In fact, it is quite often the case that, especially when the abuses are very frequent or scandalous, when they are met with impunity or complicit silence, part of the audience is quick to declare that this revolution is no more than a farce. That at best there is a sham of a revolution, led by people who are not even willing to lift a finger to correct mistakes.

The outrage is perfectly understandable. However, as I once discussed, if it translates to political powerlessness then it is less than desirable.

First of all, and without trying to preach on the subject, we should ask ourselves what we mean by “revolution.”

We could say that a revolution is, by definition, conflict. In other words, everything but the absence of injustices. And while it is true that revolutionary leaders should do everything possible to fight excesses and abuses, it is no less true that leaders do not make the revolution. They lead it, for better or for worse. In fact, someone has delegated on them the responsibility of leading, or to say it more explicitly, of ruling while obeying the people.

If leaders are not capable of ruling while obeying, if they believe the tale of representation, if they feel comfortable not just paying no mind to demands but also disobeying the mandate of those they lead, then they are awful leaders. If that is the case, those who have delegated the leadership responsibilities are not just entitled but obligated to forge new leaders.

True, genuine leadership of a popular and radically democratic revolution rests on those from below: they are the ones who will rule and the leaders are the ones who will obey. They hold the power that makes revolutions possible. Those above and below come from the same people: if a leader circumstantially holds such a position it will be by popular mandate.

It is then said that the issue is that awful leaders abound, and on top of that they are less than willing to give in, because a lot is at stake. But that is precisely one thing that makes them awful leaders. The point is that the stubbornness of the worst leader is no match for the power of those who rule. The issue is being able to rule, and ruling is a matter of popular power.

If outrage in the face of injustices leads to powerlessness, we are already lost. There is nothing to be done. To put it differently: the first order of business is shaking off that powerlessness.

We will not be compliant, like those who stay silent when an injustice is committed and look the other way, be it because it is not the right moment, because we must not put our finger on that wound, because we cannot air out the grievances of the revolution. But powerless chest-thumping is useless. On the contrary, it feeds the soul of the compliant ones, who remain calm, undisturbed and firm like statues, and does nothing against the stubborn leaders.

Injustices need to be aired. That is only the first step. They need to be aired so as to multiply our power to act.

Of course, there are those who decide to denounce injustices as vigilantes who come to declare the revolution as lost. Who knows what desire for justice can be found in such an elegy to powerlessness. There are people who thirst for defeat.

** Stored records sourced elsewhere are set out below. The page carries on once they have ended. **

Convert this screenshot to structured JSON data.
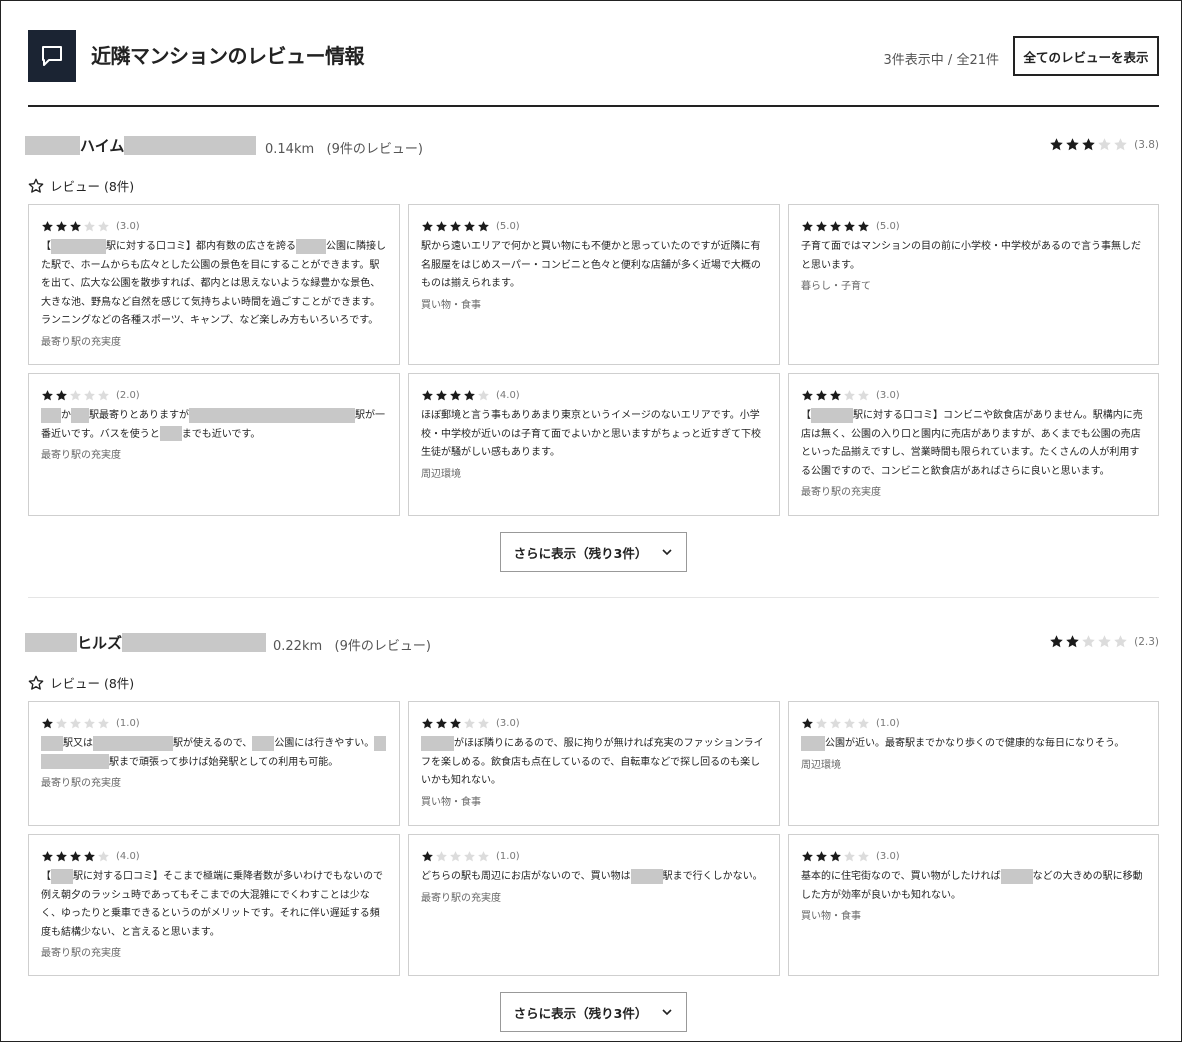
{
  "header": {
    "title": "近隣マンションのレビュー情報",
    "count": "3件表示中 / 全21件",
    "all_button": "全てのレビューを表示"
  },
  "mansions": [
    {
      "name_mid": "ハイム",
      "distance": "0.14km",
      "review_count": "(9件のレビュー)",
      "rating_stars": 3,
      "rating_score": "(3.8)",
      "reviews_label": "レビュー (8件)",
      "more_button": "さらに表示（残り3件）",
      "cards": [
        {
          "stars": 3,
          "score": "(3.0)",
          "text_parts": [
            "【",
            "駅に対する口コミ】都内有数の広さを誇る",
            "公園に隣接した駅で、ホームからも広々とした公園の景色を目にすることができます。駅を出て、広大な公園を散歩すれば、都内とは思えないような緑豊かな景色、大きな池、野鳥など自然を感じて気持ちよい時間を過ごすことができます。ランニングなどの各種スポーツ、キャンプ、など楽しみ方もいろいろです。"
          ],
          "category": "最寄り駅の充実度"
        },
        {
          "stars": 5,
          "score": "(5.0)",
          "text_parts": [
            "駅から遠いエリアで何かと買い物にも不便かと思っていたのですが近隣に有名服屋をはじめスーパー・コンビニと色々と便利な店舗が多く近場で大概のものは揃えられます。"
          ],
          "category": "買い物・食事"
        },
        {
          "stars": 5,
          "score": "(5.0)",
          "text_parts": [
            "子育て面ではマンションの目の前に小学校・中学校があるので言う事無しだと思います。"
          ],
          "category": "暮らし・子育て"
        },
        {
          "stars": 2,
          "score": "(2.0)",
          "text_parts": [
            "",
            "か",
            "駅最寄りとありますが",
            "駅が一番近いです。バスを使うと",
            "までも近いです。"
          ],
          "category": "最寄り駅の充実度"
        },
        {
          "stars": 4,
          "score": "(4.0)",
          "text_parts": [
            "ほぼ郵境と言う事もありあまり東京というイメージのないエリアです。小学校・中学校が近いのは子育て面でよいかと思いますがちょっと近すぎて下校生徒が騒がしい感もあります。"
          ],
          "category": "周辺環境"
        },
        {
          "stars": 3,
          "score": "(3.0)",
          "text_parts": [
            "【",
            "駅に対する口コミ】コンビニや飲食店がありません。駅構内に売店は無く、公園の入り口と園内に売店がありますが、あくまでも公園の売店といった品揃えですし、営業時間も限られています。たくさんの人が利用する公園ですので、コンビニと飲食店があればさらに良いと思います。"
          ],
          "category": "最寄り駅の充実度"
        }
      ]
    },
    {
      "name_mid": "ヒルズ",
      "distance": "0.22km",
      "review_count": "(9件のレビュー)",
      "rating_stars": 2,
      "rating_score": "(2.3)",
      "reviews_label": "レビュー (8件)",
      "more_button": "さらに表示（残り3件）",
      "cards": [
        {
          "stars": 1,
          "score": "(1.0)",
          "text_parts": [
            "",
            "駅又は",
            "駅が使えるので、",
            "公園には行きやすい。",
            "",
            "駅まで頑張って歩けば始発駅としての利用も可能。"
          ],
          "category": "最寄り駅の充実度"
        },
        {
          "stars": 3,
          "score": "(3.0)",
          "text_parts": [
            "",
            "がほぼ隣りにあるので、服に拘りが無ければ充実のファッションライフを楽しめる。飲食店も点在しているので、自転車などで探し回るのも楽しいかも知れない。"
          ],
          "category": "買い物・食事"
        },
        {
          "stars": 1,
          "score": "(1.0)",
          "text_parts": [
            "",
            "公園が近い。最寄駅までかなり歩くので健康的な毎日になりそう。"
          ],
          "category": "周辺環境"
        },
        {
          "stars": 4,
          "score": "(4.0)",
          "text_parts": [
            "【",
            "駅に対する口コミ】そこまで極端に乗降者数が多いわけでもないので例え朝夕のラッシュ時であってもそこまでの大混雑にでくわすことは少なく、ゆったりと乗車できるというのがメリットです。それに伴い遅延する頻度も結構少ない、と言えると思います。"
          ],
          "category": "最寄り駅の充実度"
        },
        {
          "stars": 1,
          "score": "(1.0)",
          "text_parts": [
            "どちらの駅も周辺にお店がないので、買い物は",
            "駅まで行くしかない。"
          ],
          "category": "最寄り駅の充実度"
        },
        {
          "stars": 3,
          "score": "(3.0)",
          "text_parts": [
            "基本的に住宅街なので、買い物がしたければ",
            "などの大きめの駅に移動した方が効率が良いかも知れない。"
          ],
          "category": "買い物・食事"
        }
      ]
    }
  ]
}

That is we should tell apart those who expose injustices to fight them, or because they are already fighting them, and those who expose them with the goal of convincing us that there are no more reasons to struggle.

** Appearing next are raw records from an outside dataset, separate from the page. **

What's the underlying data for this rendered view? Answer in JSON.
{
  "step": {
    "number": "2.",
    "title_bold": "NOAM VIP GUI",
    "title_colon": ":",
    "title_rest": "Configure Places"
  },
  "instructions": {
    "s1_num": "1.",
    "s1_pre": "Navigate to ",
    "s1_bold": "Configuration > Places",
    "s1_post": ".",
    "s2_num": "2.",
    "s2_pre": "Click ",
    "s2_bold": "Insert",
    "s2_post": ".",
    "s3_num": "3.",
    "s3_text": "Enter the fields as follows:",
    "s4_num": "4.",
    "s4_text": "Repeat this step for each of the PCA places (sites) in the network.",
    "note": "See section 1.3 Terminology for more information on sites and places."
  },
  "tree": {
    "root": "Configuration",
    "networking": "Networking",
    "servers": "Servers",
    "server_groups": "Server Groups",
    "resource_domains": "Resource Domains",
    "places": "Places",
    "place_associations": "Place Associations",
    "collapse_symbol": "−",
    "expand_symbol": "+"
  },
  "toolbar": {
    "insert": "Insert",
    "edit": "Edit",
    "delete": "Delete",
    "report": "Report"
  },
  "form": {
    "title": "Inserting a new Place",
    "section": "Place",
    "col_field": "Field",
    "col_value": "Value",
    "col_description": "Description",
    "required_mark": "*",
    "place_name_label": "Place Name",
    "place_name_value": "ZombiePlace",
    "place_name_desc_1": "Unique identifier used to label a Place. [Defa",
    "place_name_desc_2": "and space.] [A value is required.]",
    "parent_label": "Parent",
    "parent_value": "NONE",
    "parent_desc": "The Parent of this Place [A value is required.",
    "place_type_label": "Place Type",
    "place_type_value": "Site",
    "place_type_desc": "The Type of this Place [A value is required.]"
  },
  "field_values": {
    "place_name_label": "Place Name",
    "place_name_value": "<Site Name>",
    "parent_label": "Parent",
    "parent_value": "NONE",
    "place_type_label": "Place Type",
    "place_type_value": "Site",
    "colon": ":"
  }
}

Naturally, in a revolution there are many injustices, mistakes, excesses. Even worse, many injustices are committed in the name of the revolution. It is not a matter of resigning ourselves, quite the contrary. But what else could be expected from a human feat of such monumental proportions?

How is it possible? It is not only possible, but to be expected. But such a certainty only makes sense if we are able to recall that a revolution such as ours is what the people do when they want to make possible what looked impossible just a short breath ago: a fairer world, a place where the pueblo rules.

This is the thirteenth installment of a series of texts by Venezuelan writer and theorist Reinaldo Iturriza. Follow the links for the previous texts: part Ipart IIpart IIIpart IV, part VIpart VIIpart VIIIpart IXpart XIpart XIIpart XIII, part XIV.

Translated by Ricardo Vaz for Venezuelanalysis.com.

The views expressed in this article are the author's own and do not necessarily reflect those of the Venezuelanalysis editorial staff.